Treatment

Treatment depends on several factors, including the severity and frequency of your symptoms.

If you have the WPW pathway but don't have any symptoms, you probably won't need treatment. If treatment is needed, the goal is to slow a fast heart rate when it occurs and to prevent future episodes.

Treatment options include:

  • Vagal maneuvers. These simple physical movements — which include coughing, bearing down as if you are having a bowel movement and putting an ice pack on your face — affect a nerve that helps regulate your heartbeat (vagus nerve). Your doctor may recommend performing vagal maneuvers to help slow a rapid heartbeat when it occurs.
  • Medications.
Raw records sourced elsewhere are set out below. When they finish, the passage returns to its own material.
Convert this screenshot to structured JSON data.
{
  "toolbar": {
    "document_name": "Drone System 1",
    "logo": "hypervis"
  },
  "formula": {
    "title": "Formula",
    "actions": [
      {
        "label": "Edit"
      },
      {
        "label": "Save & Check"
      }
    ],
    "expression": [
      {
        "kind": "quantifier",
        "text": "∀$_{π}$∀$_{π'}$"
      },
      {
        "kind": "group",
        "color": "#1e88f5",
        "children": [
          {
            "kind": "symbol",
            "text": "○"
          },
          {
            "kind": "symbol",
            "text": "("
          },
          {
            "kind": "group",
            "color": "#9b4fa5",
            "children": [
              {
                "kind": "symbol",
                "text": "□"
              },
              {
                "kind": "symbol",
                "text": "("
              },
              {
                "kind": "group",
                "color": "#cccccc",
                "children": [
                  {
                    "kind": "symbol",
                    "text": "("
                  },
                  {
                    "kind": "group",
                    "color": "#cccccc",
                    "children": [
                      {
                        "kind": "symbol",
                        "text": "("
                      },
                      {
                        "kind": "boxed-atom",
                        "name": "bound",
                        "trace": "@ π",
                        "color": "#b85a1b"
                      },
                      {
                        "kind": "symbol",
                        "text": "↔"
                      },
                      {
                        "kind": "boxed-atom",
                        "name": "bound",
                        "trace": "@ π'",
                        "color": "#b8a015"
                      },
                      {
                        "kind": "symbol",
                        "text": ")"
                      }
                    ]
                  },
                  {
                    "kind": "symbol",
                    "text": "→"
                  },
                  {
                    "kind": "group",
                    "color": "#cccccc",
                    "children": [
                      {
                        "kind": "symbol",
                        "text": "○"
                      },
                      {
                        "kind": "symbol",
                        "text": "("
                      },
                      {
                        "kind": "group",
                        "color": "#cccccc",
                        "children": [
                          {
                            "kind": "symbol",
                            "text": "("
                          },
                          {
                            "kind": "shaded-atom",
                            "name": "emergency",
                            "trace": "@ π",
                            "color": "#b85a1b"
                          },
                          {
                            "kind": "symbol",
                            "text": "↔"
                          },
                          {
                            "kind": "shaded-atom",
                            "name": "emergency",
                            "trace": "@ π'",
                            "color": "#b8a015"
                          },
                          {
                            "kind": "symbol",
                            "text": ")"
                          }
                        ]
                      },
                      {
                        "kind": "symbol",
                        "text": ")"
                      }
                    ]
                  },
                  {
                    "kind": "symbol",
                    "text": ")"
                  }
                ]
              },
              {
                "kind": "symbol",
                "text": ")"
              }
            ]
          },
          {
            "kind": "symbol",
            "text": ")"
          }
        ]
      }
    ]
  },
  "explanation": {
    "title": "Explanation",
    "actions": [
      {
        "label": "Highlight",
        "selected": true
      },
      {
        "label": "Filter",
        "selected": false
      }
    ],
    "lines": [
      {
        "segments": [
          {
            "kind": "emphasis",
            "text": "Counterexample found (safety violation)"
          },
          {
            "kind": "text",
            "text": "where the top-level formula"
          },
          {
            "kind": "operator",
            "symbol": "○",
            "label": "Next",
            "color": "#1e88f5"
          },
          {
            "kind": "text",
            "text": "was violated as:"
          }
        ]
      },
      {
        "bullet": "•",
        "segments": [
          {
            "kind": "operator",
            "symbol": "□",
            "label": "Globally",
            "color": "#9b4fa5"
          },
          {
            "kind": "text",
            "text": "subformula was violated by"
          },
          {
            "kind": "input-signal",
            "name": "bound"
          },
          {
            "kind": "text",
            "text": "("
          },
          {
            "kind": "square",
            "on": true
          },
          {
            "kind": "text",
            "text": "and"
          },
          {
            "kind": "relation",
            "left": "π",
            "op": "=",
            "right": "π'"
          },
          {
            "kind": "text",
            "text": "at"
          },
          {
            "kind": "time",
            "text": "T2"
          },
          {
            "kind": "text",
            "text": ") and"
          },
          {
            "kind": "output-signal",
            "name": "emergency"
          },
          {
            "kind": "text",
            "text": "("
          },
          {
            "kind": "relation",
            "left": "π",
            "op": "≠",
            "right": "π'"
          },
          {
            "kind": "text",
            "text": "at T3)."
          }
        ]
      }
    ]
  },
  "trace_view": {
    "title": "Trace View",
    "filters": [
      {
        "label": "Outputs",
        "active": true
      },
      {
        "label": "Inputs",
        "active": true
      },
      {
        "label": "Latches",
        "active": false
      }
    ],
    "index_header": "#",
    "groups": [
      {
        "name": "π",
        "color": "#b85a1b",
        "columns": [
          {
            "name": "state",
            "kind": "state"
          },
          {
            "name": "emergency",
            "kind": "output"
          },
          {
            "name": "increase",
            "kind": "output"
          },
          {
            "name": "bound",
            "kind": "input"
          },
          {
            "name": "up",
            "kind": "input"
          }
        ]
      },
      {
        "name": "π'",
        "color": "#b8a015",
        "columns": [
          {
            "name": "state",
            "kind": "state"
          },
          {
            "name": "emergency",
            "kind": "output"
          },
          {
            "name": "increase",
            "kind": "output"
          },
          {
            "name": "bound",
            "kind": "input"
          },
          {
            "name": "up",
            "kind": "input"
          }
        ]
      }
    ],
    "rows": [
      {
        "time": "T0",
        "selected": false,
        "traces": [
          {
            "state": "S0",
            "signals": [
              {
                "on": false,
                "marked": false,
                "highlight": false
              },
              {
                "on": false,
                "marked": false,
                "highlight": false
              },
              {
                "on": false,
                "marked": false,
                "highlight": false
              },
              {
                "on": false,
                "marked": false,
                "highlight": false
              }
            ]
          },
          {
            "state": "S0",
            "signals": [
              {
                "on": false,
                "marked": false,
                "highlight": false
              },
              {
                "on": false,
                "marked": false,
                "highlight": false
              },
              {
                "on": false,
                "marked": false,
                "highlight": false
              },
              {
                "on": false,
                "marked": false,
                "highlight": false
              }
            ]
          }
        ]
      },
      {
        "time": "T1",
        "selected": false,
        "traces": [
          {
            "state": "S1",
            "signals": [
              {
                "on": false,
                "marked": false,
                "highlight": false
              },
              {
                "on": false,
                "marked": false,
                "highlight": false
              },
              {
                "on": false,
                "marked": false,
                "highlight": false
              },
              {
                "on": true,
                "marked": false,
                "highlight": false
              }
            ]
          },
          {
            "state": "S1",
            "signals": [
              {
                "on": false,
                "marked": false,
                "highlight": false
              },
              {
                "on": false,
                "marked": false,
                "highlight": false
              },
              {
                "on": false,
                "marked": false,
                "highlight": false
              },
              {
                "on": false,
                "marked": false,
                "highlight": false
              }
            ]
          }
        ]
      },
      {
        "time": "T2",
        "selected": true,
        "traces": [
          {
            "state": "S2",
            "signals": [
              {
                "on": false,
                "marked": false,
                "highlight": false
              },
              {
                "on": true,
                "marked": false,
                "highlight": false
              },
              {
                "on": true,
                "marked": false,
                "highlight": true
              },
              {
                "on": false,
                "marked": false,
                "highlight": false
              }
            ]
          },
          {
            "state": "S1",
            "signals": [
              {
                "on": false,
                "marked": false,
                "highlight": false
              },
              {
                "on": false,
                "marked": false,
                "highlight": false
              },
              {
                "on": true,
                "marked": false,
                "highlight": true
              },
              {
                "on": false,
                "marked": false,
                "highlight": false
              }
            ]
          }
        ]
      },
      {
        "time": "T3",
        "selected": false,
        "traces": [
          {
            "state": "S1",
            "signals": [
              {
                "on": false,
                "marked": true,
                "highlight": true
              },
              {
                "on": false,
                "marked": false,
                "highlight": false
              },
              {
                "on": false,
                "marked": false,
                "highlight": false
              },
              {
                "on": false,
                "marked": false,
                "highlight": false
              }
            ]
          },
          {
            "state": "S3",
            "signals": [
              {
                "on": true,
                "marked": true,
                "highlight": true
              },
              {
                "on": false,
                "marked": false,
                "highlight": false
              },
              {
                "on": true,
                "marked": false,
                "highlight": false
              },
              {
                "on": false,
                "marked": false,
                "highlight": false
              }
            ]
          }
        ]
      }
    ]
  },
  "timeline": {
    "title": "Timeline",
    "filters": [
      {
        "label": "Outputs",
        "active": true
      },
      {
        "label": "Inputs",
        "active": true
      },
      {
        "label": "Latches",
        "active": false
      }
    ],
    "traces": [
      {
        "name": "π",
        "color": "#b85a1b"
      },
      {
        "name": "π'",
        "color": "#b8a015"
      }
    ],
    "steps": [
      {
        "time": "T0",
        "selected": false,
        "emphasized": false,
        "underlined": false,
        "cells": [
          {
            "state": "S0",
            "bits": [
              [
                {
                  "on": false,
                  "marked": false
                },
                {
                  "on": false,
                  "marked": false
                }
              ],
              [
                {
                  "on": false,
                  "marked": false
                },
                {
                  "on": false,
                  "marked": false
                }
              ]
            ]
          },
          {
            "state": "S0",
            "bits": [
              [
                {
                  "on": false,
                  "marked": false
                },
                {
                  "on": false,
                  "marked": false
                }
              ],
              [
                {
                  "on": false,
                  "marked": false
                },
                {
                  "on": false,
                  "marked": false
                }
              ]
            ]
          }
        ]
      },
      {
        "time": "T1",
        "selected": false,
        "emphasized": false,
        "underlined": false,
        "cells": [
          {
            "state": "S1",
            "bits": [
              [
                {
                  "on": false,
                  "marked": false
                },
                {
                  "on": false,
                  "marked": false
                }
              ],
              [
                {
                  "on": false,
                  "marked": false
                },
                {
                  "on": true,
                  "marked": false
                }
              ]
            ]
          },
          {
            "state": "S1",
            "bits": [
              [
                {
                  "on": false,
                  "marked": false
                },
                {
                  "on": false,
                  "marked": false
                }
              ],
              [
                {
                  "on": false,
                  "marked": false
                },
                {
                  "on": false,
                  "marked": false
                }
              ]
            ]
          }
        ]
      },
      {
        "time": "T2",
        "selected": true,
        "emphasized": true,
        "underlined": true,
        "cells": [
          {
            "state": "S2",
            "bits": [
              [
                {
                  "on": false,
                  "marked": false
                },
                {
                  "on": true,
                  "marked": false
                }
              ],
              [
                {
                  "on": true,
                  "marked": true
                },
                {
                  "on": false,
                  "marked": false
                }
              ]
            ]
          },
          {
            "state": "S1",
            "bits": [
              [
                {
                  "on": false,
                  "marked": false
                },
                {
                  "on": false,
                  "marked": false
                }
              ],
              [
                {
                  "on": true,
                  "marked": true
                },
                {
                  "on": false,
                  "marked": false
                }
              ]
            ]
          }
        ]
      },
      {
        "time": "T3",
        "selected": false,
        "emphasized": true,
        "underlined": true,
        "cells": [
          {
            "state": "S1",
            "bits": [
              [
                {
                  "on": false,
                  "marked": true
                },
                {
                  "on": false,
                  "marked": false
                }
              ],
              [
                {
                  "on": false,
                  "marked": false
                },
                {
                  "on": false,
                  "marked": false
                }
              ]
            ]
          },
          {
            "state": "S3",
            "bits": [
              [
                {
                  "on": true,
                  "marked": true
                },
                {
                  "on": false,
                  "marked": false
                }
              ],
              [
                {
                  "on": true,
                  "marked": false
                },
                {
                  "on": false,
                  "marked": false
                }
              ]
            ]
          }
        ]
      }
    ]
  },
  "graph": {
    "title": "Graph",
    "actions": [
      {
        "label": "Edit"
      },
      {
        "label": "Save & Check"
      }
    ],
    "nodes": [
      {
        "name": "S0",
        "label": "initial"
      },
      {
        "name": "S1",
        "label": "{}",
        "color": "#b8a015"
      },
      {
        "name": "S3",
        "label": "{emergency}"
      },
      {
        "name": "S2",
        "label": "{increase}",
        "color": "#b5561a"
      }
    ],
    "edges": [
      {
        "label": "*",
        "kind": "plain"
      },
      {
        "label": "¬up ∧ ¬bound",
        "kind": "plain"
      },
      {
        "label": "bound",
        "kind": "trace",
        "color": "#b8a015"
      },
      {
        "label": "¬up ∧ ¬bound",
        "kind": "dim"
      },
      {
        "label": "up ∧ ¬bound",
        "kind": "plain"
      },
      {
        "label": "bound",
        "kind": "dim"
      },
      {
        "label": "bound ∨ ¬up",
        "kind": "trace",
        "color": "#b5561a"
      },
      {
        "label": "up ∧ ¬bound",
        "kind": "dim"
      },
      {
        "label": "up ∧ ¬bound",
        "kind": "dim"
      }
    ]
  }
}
If vagal maneuvers don't stop the fast heartbeat, you may need an injection of an anti-arrhythmic medication. Your doctor also may recommend a medication that can slow the heart rate.
  • Cardioversion. Your doctor may use paddles or patches on your chest to electrically shock your heart and help restore a normal rhythm. Cardioversion is typically used when maneuvers and medications aren't effective.
  • Radiofrequency catheter ablation. Thin, flexible tubes (catheters) are threaded through blood vessels to your heart. Electrodes at the catheter tips are heated to destroy (ablate) the extra electrical pathway causing your condition. Radiofrequency ablation permanently corrects the heart-rhythm problems in most people with WPW syndrome.
Nov. 17, 2016
References
  1. Di Biase L, et al. Epidemiology, clinical manifestations, and diagnosis of the WPW syndrome. http://www.uptodate.com. Accessed Aug. 16, 2016.
  2. Bonow RO, et al., eds. Atrial fibrillation: Clinical features, mechanisms, and management. In: Braunwald's Heart Disease: A Textbook of Cardiovascular Medicine. 10th ed. Philadelphia, Pa.: Saunders Elsevier; 2015. http://www.clinicalkey.com. Accessed Aug. 17, 2016.
  3. Di Biase L, et al. Treatment of symptomatic arrhythmias associated with the WPW syndrome. http://www.uptodate.com. Accessed Aug. 16, 2016.
  4. Dubin AM. Management of supraventriuclar tachycardia in children. http://www.uptodate.com. Accessed Aug. 16, 2016.
  5. Dubin AM. Supraventriuclar tachycardia in children: AV reentrant tachycardia (including WPW) and AV nodal reentrant tachycardia. http://www.uptodate.com. Accessed Aug. 16, 2016.
  6. AskMayoExpert. Supraventricular tachycardia. Rochester, Minn.: Mayo Foundation for Medical Education and Research; 2016.
  7. Ferri FF. Wolff-Parkinson-White syndrome. In: Ferri's Clinical Advisor 2017. Philadelphia, Pa.: Mosby Elsevier; 2017. https://www.clinicalkey.com. Accessed Aug. 15, 2013.
  8. Kliegman RM, et al. Disturbances of rate and rhythm of the heart. In: Nelson Textbook of Pediatrics. 20th ed. Philadelphia, Pa.: Elsevier; 2016. http://www.clinicalkey.com. Accessed Aug. 17, 2016.
  9. Bonow RO, et al., eds. Therapy for cardiac arrhythmias. In: Braunwald's Heart Disease: A Textbook of Cardiovascular Medicine. 10th ed. Philadelphia, Pa.: Saunders Elsevier; 2015. http://www.clinicalkey.com. Accessed Aug. 17, 2016.
  10. Riggin EA. Allscripts EPSi. Mayo Clinic, Rochester, Minn. June 13, 2016.
  11. Bengali R, et al. Perioperative management of the WPW syndrome. Journal of Cardiothoracic and Vascular Anesthesia. 2014;28:1375.